** Opening TASK INPUTS block **
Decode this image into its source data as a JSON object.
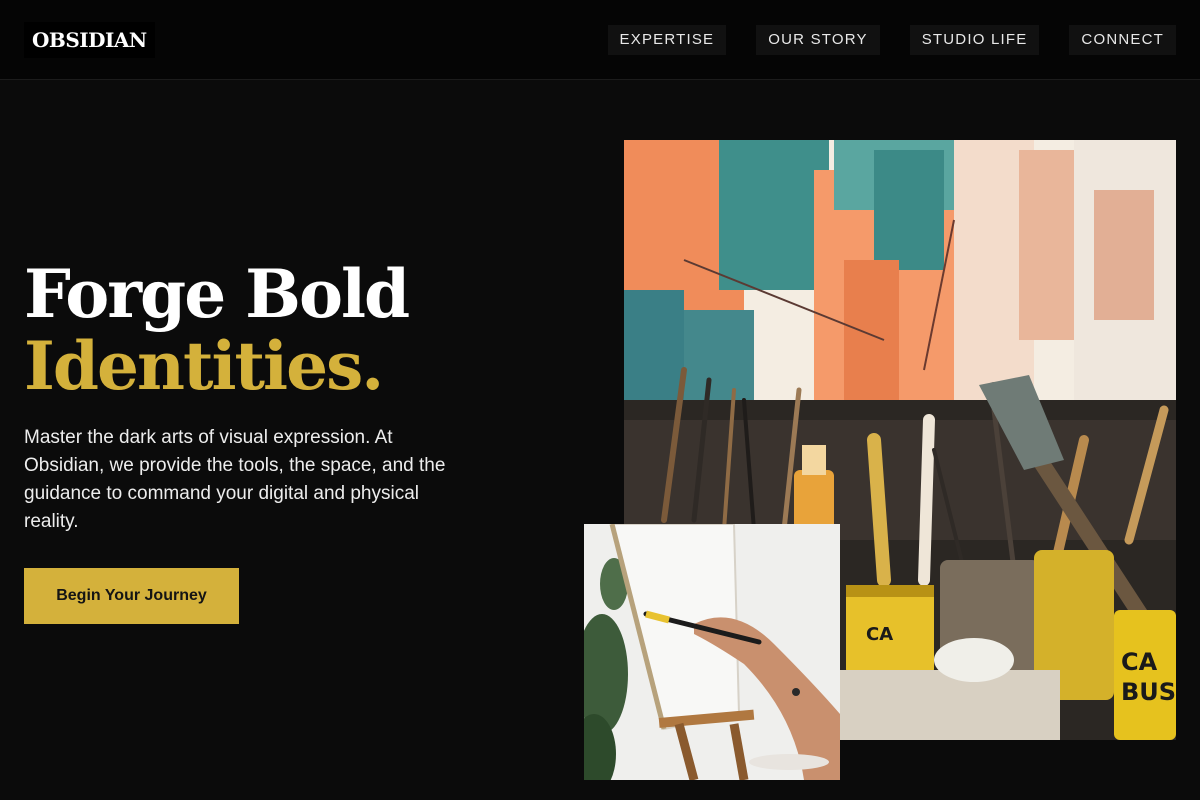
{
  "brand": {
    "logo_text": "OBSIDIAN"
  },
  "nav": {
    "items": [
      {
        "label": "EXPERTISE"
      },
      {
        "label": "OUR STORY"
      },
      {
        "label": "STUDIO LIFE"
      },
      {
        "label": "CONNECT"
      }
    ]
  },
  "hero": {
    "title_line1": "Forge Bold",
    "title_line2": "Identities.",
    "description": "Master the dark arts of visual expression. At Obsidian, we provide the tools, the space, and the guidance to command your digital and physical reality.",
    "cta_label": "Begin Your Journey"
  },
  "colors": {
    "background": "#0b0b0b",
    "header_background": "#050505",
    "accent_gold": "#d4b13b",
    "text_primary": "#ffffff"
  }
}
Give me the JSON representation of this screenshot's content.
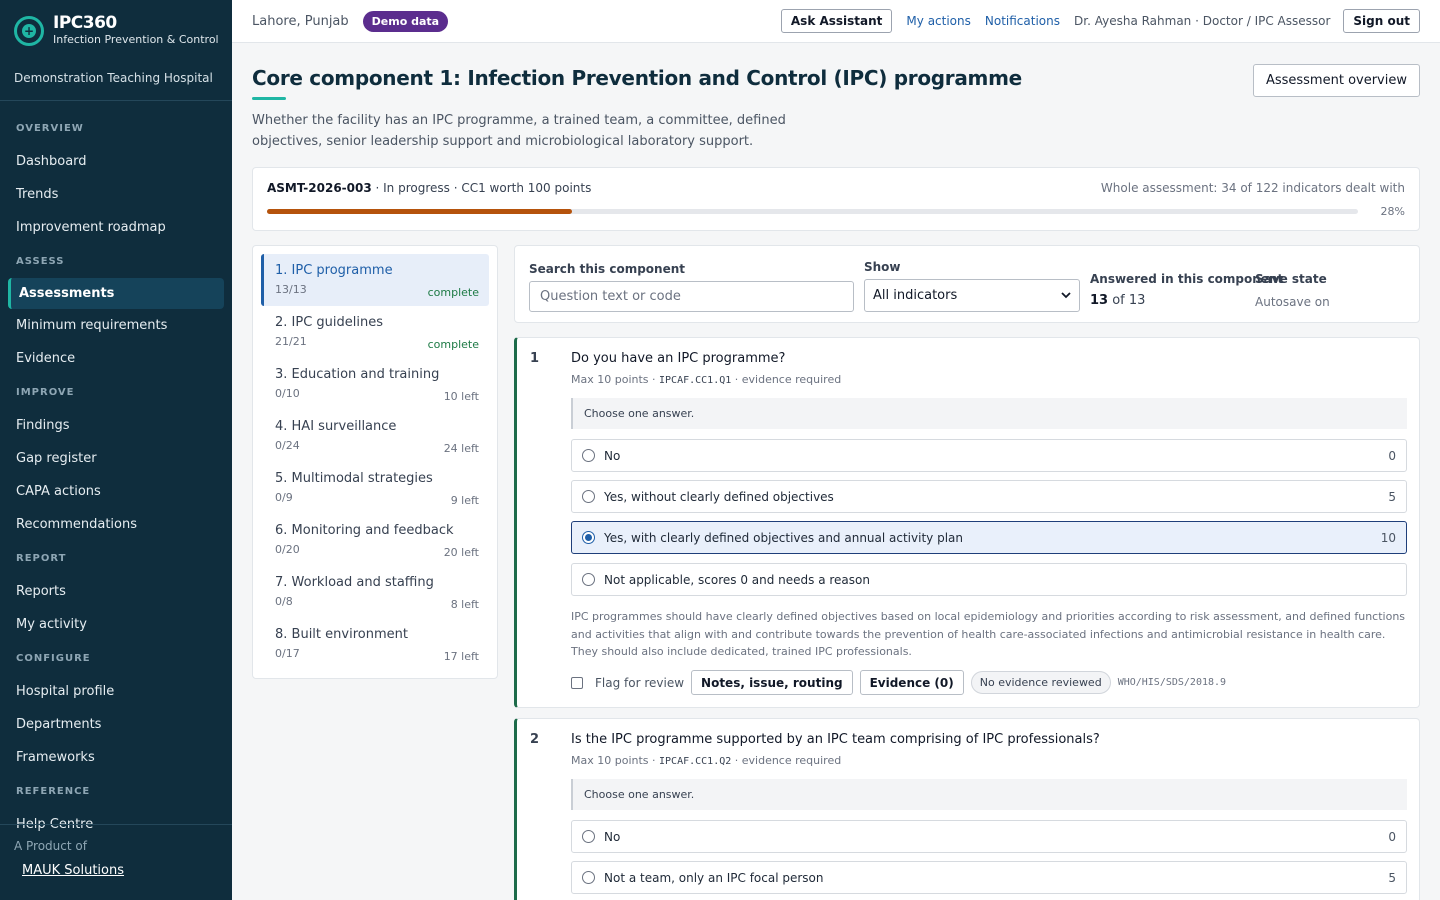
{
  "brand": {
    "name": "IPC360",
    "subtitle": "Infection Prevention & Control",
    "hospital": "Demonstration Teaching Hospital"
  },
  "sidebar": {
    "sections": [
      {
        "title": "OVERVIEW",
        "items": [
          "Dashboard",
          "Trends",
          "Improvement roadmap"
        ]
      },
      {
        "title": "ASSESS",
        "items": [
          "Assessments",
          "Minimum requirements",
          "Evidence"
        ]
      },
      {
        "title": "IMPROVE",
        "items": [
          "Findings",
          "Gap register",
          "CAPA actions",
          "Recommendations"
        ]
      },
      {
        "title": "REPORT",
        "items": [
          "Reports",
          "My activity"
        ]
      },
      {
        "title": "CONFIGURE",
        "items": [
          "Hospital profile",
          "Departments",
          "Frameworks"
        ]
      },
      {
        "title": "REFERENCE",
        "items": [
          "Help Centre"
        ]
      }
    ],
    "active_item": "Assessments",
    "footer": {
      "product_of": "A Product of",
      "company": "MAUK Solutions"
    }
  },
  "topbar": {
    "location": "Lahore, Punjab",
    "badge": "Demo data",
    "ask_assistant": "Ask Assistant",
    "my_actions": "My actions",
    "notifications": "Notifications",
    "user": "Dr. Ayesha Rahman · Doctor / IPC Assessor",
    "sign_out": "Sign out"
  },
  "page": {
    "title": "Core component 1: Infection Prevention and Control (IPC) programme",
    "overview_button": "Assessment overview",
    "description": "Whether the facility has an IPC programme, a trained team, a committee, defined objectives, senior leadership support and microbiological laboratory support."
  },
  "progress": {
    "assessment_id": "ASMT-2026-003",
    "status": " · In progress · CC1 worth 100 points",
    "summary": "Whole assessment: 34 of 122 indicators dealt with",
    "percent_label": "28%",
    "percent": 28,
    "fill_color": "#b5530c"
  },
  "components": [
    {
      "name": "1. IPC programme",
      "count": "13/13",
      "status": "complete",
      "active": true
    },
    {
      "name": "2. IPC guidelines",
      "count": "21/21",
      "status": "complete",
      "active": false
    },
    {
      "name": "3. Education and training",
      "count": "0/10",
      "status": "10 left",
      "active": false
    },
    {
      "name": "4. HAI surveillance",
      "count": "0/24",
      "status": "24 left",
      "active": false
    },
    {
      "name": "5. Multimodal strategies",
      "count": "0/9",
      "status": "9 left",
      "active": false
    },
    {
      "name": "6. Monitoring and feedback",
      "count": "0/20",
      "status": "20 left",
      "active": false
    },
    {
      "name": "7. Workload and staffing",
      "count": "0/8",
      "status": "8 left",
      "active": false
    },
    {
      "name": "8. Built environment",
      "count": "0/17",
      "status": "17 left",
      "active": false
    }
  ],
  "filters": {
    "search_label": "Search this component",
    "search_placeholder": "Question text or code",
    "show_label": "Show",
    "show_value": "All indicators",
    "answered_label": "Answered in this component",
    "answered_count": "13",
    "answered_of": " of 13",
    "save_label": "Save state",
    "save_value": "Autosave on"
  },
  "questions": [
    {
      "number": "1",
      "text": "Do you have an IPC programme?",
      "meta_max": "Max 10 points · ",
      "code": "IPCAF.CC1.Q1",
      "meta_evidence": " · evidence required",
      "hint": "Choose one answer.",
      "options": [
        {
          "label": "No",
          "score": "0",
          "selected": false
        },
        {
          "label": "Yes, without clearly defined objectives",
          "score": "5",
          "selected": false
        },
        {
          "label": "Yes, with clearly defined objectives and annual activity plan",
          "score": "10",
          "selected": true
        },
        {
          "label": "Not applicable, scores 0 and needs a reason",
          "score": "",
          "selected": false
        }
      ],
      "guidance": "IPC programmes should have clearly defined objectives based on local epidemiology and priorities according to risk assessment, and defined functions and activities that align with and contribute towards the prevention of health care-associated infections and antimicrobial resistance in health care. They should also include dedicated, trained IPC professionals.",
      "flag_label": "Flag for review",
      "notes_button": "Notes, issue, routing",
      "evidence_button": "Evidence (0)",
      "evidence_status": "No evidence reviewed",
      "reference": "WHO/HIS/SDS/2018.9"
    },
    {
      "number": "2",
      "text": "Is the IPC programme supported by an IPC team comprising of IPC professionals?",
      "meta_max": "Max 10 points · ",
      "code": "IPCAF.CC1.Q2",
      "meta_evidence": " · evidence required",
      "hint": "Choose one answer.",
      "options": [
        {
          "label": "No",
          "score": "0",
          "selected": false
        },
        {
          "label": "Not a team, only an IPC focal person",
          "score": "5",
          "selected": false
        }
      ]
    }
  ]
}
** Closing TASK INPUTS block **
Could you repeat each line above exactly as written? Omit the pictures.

Decode this image into its source data as a JSON object.
{
  "brand": {
    "logo_text": "OBSIDIAN"
  },
  "nav": {
    "items": [
      {
        "label": "EXPERTISE"
      },
      {
        "label": "OUR STORY"
      },
      {
        "label": "STUDIO LIFE"
      },
      {
        "label": "CONNECT"
      }
    ]
  },
  "hero": {
    "title_line1": "Forge Bold",
    "title_line2": "Identities.",
    "description": "Master the dark arts of visual expression. At Obsidian, we provide the tools, the space, and the guidance to command your digital and physical reality.",
    "cta_label": "Begin Your Journey"
  },
  "colors": {
    "background": "#0b0b0b",
    "header_background": "#050505",
    "accent_gold": "#d4b13b",
    "text_primary": "#ffffff"
  }
}
Give me the JSON representation of this screenshot's content.
{
  "brand": {
    "name": "IPC360",
    "subtitle": "Infection Prevention & Control",
    "hospital": "Demonstration Teaching Hospital"
  },
  "sidebar": {
    "sections": [
      {
        "title": "OVERVIEW",
        "items": [
          "Dashboard",
          "Trends",
          "Improvement roadmap"
        ]
      },
      {
        "title": "ASSESS",
        "items": [
          "Assessments",
          "Minimum requirements",
          "Evidence"
        ]
      },
      {
        "title": "IMPROVE",
        "items": [
          "Findings",
          "Gap register",
          "CAPA actions",
          "Recommendations"
        ]
      },
      {
        "title": "REPORT",
        "items": [
          "Reports",
          "My activity"
        ]
      },
      {
        "title": "CONFIGURE",
        "items": [
          "Hospital profile",
          "Departments",
          "Frameworks"
        ]
      },
      {
        "title": "REFERENCE",
        "items": [
          "Help Centre"
        ]
      }
    ],
    "active_item": "Assessments",
    "footer": {
      "product_of": "A Product of",
      "company": "MAUK Solutions"
    }
  },
  "topbar": {
    "location": "Lahore, Punjab",
    "badge": "Demo data",
    "ask_assistant": "Ask Assistant",
    "my_actions": "My actions",
    "notifications": "Notifications",
    "user": "Dr. Ayesha Rahman · Doctor / IPC Assessor",
    "sign_out": "Sign out"
  },
  "page": {
    "title": "Core component 1: Infection Prevention and Control (IPC) programme",
    "overview_button": "Assessment overview",
    "description": "Whether the facility has an IPC programme, a trained team, a committee, defined objectives, senior leadership support and microbiological laboratory support."
  },
  "progress": {
    "assessment_id": "ASMT-2026-003",
    "status": " · In progress · CC1 worth 100 points",
    "summary": "Whole assessment: 34 of 122 indicators dealt with",
    "percent_label": "28%",
    "percent": 28,
    "fill_color": "#b5530c"
  },
  "components": [
    {
      "name": "1. IPC programme",
      "count": "13/13",
      "status": "complete",
      "active": true
    },
    {
      "name": "2. IPC guidelines",
      "count": "21/21",
      "status": "complete",
      "active": false
    },
    {
      "name": "3. Education and training",
      "count": "0/10",
      "status": "10 left",
      "active": false
    },
    {
      "name": "4. HAI surveillance",
      "count": "0/24",
      "status": "24 left",
      "active": false
    },
    {
      "name": "5. Multimodal strategies",
      "count": "0/9",
      "status": "9 left",
      "active": false
    },
    {
      "name": "6. Monitoring and feedback",
      "count": "0/20",
      "status": "20 left",
      "active": false
    },
    {
      "name": "7. Workload and staffing",
      "count": "0/8",
      "status": "8 left",
      "active": false
    },
    {
      "name": "8. Built environment",
      "count": "0/17",
      "status": "17 left",
      "active": false
    }
  ],
  "filters": {
    "search_label": "Search this component",
    "search_placeholder": "Question text or code",
    "show_label": "Show",
    "show_value": "All indicators",
    "answered_label": "Answered in this component",
    "answered_count": "13",
    "answered_of": " of 13",
    "save_label": "Save state",
    "save_value": "Autosave on"
  },
  "questions": [
    {
      "number": "1",
      "text": "Do you have an IPC programme?",
      "meta_max": "Max 10 points · ",
      "code": "IPCAF.CC1.Q1",
      "meta_evidence": " · evidence required",
      "hint": "Choose one answer.",
      "options": [
        {
          "label": "No",
          "score": "0",
          "selected": false
        },
        {
          "label": "Yes, without clearly defined objectives",
          "score": "5",
          "selected": false
        },
        {
          "label": "Yes, with clearly defined objectives and annual activity plan",
          "score": "10",
          "selected": true
        },
        {
          "label": "Not applicable, scores 0 and needs a reason",
          "score": "",
          "selected": false
        }
      ],
      "guidance": "IPC programmes should have clearly defined objectives based on local epidemiology and priorities according to risk assessment, and defined functions and activities that align with and contribute towards the prevention of health care-associated infections and antimicrobial resistance in health care. They should also include dedicated, trained IPC professionals.",
      "flag_label": "Flag for review",
      "notes_button": "Notes, issue, routing",
      "evidence_button": "Evidence (0)",
      "evidence_status": "No evidence reviewed",
      "reference": "WHO/HIS/SDS/2018.9"
    },
    {
      "number": "2",
      "text": "Is the IPC programme supported by an IPC team comprising of IPC professionals?",
      "meta_max": "Max 10 points · ",
      "code": "IPCAF.CC1.Q2",
      "meta_evidence": " · evidence required",
      "hint": "Choose one answer.",
      "options": [
        {
          "label": "No",
          "score": "0",
          "selected": false
        },
        {
          "label": "Not a team, only an IPC focal person",
          "score": "5",
          "selected": false
        }
      ]
    }
  ]
}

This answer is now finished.